* **TASK INPUT**
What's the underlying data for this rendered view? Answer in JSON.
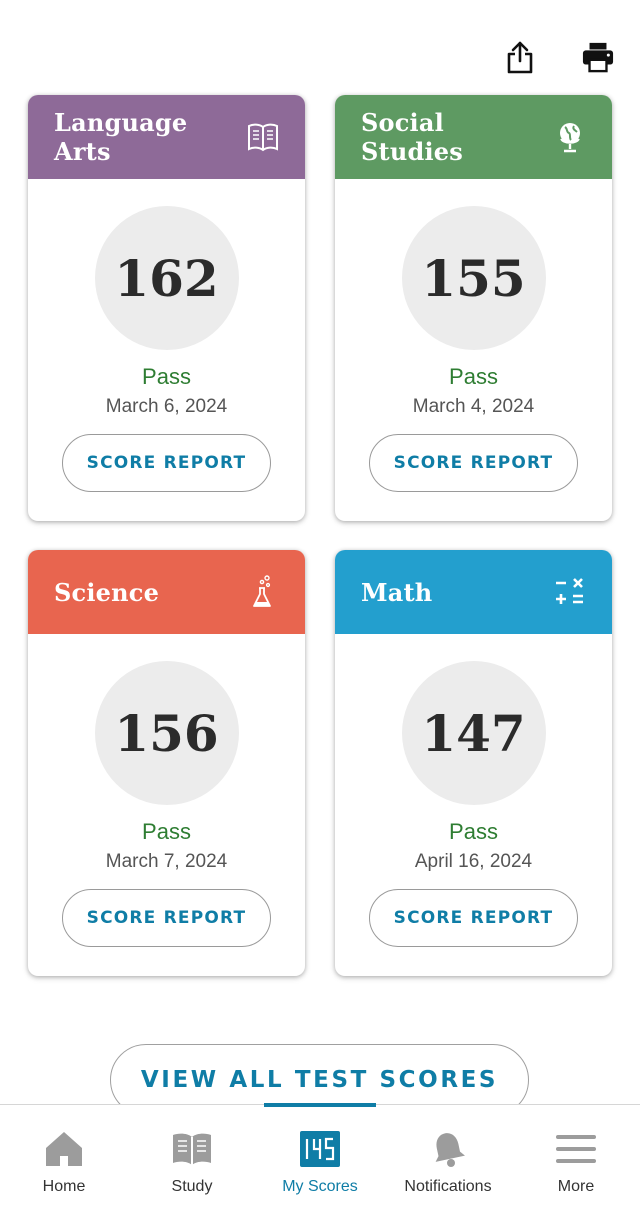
{
  "top_actions": {
    "share_icon": "share-icon",
    "print_icon": "print-icon"
  },
  "cards": [
    {
      "title": "Language Arts",
      "icon": "book-icon",
      "color": "#8e6a98",
      "score": "162",
      "status": "Pass",
      "date": "March 6, 2024",
      "button": "SCORE REPORT"
    },
    {
      "title": "Social Studies",
      "icon": "globe-icon",
      "color": "#5e9a62",
      "score": "155",
      "status": "Pass",
      "date": "March 4, 2024",
      "button": "SCORE REPORT"
    },
    {
      "title": "Science",
      "icon": "flask-icon",
      "color": "#e8654f",
      "score": "156",
      "status": "Pass",
      "date": "March 7, 2024",
      "button": "SCORE REPORT"
    },
    {
      "title": "Math",
      "icon": "math-operators-icon",
      "color": "#239fce",
      "score": "147",
      "status": "Pass",
      "date": "April 16, 2024",
      "button": "SCORE REPORT"
    }
  ],
  "view_all": "VIEW ALL TEST SCORES",
  "colors": {
    "accent": "#0f7da6",
    "pass": "#2e7d32"
  },
  "nav": [
    {
      "label": "Home",
      "icon": "home-icon",
      "active": false
    },
    {
      "label": "Study",
      "icon": "study-book-icon",
      "active": false
    },
    {
      "label": "My Scores",
      "icon": "scoreboard-icon",
      "active": true
    },
    {
      "label": "Notifications",
      "icon": "bell-icon",
      "active": false
    },
    {
      "label": "More",
      "icon": "menu-icon",
      "active": false
    }
  ]
}
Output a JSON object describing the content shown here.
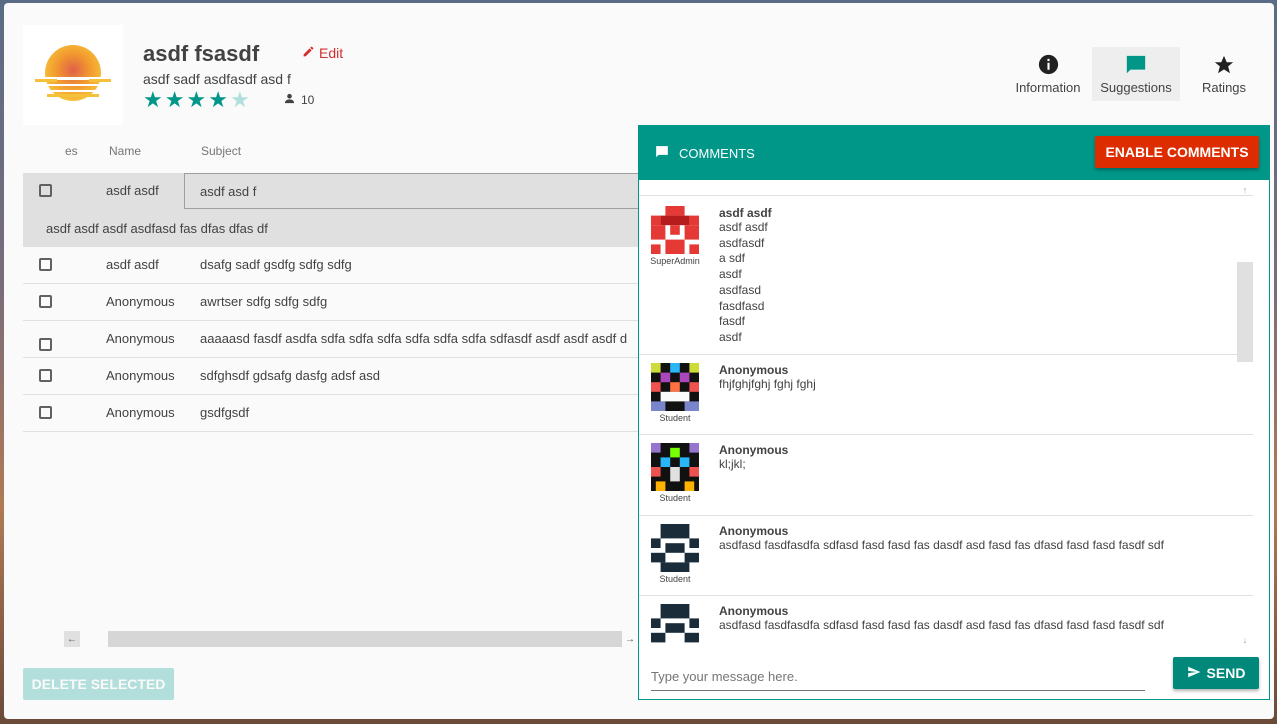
{
  "header": {
    "title": "asdf fsasdf",
    "edit_label": "Edit",
    "subtitle": "asdf sadf asdfasdf asd f",
    "rating": 4,
    "rating_max": 5,
    "participant_count": "10",
    "accent_color": "#009688"
  },
  "tabs": [
    {
      "label": "Information",
      "icon": "info-icon"
    },
    {
      "label": "Suggestions",
      "icon": "chat-icon",
      "active": true
    },
    {
      "label": "Ratings",
      "icon": "star-icon"
    }
  ],
  "table": {
    "headers": {
      "checkbox": "es",
      "name": "Name",
      "subject": "Subject"
    },
    "rows": [
      {
        "name": "asdf asdf",
        "subject": "asdf asd f",
        "selected": true
      },
      {
        "name": "asdf asdf",
        "subject": "dsafg sadf gsdfg sdfg sdfg"
      },
      {
        "name": "Anonymous",
        "subject": "awrtser sdfg sdfg sdfg"
      },
      {
        "name": "Anonymous",
        "subject": "aaaaasd fasdf asdfa sdfa sdfa sdfa sdfa sdfa sdfa sdfasdf asdf asdf asdf d"
      },
      {
        "name": "Anonymous",
        "subject": "sdfghsdf gdsafg dasfg adsf asd"
      },
      {
        "name": "Anonymous",
        "subject": "gsdfgsdf"
      }
    ],
    "selected_detail": "asdf asdf asdf asdfasd fas dfas dfas df",
    "delete_label": "DELETE SELECTED"
  },
  "comments": {
    "title": "COMMENTS",
    "enable_label": "ENABLE COMMENTS",
    "items": [
      {
        "author": "asdf asdf",
        "role": "SuperAdmin",
        "text": " asdf asdf\nasdfasdf\na sdf\nasdf\nasdfasd\nfasdfasd\nfasdf\nasdf"
      },
      {
        "author": "Anonymous",
        "role": "Student",
        "text": "fhjfghjfghj fghj fghj"
      },
      {
        "author": "Anonymous",
        "role": "Student",
        "text": "kl;jkl;"
      },
      {
        "author": "Anonymous",
        "role": "Student",
        "text": "asdfasd fasdfasdfa sdfasd fasd fasd fas dasdf asd fasd fas dfasd fasd fasd fasdf sdf"
      },
      {
        "author": "Anonymous",
        "role": "",
        "text": "asdfasd fasdfasdfa sdfasd fasd fasd fas dasdf asd fasd fas dfasd fasd fasd fasdf sdf"
      }
    ],
    "input_placeholder": "Type your message here.",
    "send_label": "SEND"
  }
}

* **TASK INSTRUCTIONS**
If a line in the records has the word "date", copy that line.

* **ANSWER BOX**
      "date": "March 6, 2024",
      "date": "March 4, 2024",
      "date": "March 7, 2024",
      "date": "April 16, 2024",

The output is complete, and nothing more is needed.